(Data entries)
-----

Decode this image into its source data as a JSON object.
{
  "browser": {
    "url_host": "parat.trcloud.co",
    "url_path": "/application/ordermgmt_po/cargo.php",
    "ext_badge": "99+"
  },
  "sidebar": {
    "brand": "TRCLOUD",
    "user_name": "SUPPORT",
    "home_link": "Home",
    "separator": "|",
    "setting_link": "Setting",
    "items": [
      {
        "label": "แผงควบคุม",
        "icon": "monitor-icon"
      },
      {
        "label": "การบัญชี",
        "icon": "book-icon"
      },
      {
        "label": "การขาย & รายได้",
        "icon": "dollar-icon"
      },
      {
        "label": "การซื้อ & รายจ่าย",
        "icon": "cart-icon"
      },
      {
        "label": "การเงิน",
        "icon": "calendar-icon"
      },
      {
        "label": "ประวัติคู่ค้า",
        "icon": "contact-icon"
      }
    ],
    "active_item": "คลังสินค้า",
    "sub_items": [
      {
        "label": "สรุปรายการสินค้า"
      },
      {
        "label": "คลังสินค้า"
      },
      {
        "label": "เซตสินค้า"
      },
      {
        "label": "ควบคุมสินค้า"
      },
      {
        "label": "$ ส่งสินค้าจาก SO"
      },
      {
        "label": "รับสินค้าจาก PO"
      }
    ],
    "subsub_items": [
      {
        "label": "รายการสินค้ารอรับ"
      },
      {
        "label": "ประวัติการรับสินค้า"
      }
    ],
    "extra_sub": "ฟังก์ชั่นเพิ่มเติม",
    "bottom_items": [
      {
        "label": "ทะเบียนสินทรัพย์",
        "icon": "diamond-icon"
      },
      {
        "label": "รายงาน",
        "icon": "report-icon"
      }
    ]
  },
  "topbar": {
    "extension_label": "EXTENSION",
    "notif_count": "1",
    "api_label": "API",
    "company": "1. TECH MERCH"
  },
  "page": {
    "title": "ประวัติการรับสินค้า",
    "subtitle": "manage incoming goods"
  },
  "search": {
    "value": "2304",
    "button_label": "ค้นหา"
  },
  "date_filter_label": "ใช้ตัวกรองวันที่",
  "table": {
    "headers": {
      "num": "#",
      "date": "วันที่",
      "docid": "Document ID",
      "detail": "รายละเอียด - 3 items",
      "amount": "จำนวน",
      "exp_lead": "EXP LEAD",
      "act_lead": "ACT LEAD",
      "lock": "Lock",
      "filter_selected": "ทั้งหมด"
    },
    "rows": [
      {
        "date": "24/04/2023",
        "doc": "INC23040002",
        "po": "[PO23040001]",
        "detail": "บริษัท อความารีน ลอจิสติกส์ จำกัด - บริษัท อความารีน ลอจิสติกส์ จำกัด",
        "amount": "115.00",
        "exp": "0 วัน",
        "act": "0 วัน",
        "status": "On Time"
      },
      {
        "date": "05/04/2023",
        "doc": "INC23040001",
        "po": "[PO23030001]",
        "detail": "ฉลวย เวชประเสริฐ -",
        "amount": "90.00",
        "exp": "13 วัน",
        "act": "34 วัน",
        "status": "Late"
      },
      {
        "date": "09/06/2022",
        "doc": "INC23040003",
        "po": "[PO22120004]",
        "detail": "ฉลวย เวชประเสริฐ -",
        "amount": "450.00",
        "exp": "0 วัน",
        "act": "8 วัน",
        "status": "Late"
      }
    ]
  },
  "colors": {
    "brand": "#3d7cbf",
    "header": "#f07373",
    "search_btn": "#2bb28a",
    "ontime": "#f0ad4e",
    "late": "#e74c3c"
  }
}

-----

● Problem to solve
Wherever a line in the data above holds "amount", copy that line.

● Exercise response
      "amount": "จำนวน",
        "amount": "115.00",
        "amount": "90.00",
        "amount": "450.00",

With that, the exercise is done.